Pairs of 8-cell or 16-cell blastomeres were cultured for up to 9h after their formation from isolated 1/4 or 1/8 blastomeres respectively. Blastomeres were examined for the incidence and orientation of their surface polarity, as assessed by binding of FITC-Con A and by distribution of microvilli, and of their cytoplasmic polarity, as assessed by distribution of cytoplasmic actin, clathrin and a 100kD antigen associated with the lysosomal/acid vesicle fraction of membranous organelles. The effect on polarity of incubating the pairs of cells in taxol, nocodazole, cytochalasin D or in a combination of nocodazole plus cytochalasin D for different parts of the incubation period was examined.

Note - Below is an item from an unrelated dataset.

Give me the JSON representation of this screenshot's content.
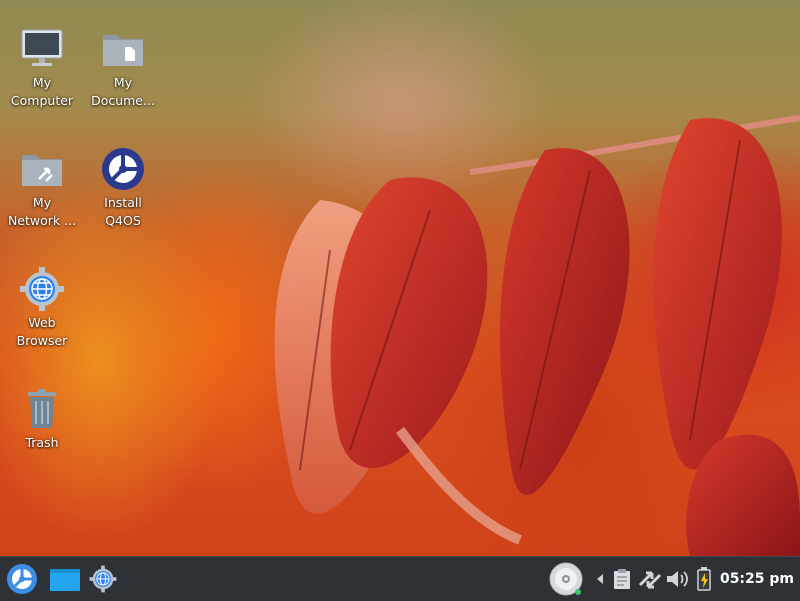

Neither the development nor the stability of the surface polarity in 8-cell blastomeres was blocked by any treatment and only the use of CCD in combination with nocodazole affected the incidence of surface polarity appreciably. However, with some treatments, the form and position of the surface poles were modified. In the presence of micro tubule inhibitors surface poles extended over a larger area of the cell surface, while exposure to CCD led to poles that were not opposite to the contact point between cells. In contrast to surface polarity, the development of cytoplasmic polarity was suppressed by both micro tubule- and microfilament-inhibiting drugs, which also reversed it rapidly.
In polar 16-cell blastomeres surface polarity was influenced in a similar manner to that of 8-cell blastomeres, only the combined use of cytochalasin D and nocodazole having any major effect. Polarization of clathrin in polar 16-cell blastomeres was inhibited almost completely by all drug treatments applied including cytochalasin D. The focal concentration of lysosomal antigen that occurs during the 16-cell stage was reduced only in the continuous presence of nocodazole plus cytochalasin D, but once established was not reversed appreciably by any drug. However, the localization of the lysosomal antigen to the basal region of polarized cells did not seem to occur in the presence of any drug. The dissociation of surface and cytoplasmic polarity revealed in these experiments leads us to conclude that either (1) surface polarity is a prerequisite for the organization of cytoplasmic polarity, and mediates the latter via the cytoskeleton, or (2) surface and cytoplasmic polarity develop by parallel but separate mechanisms.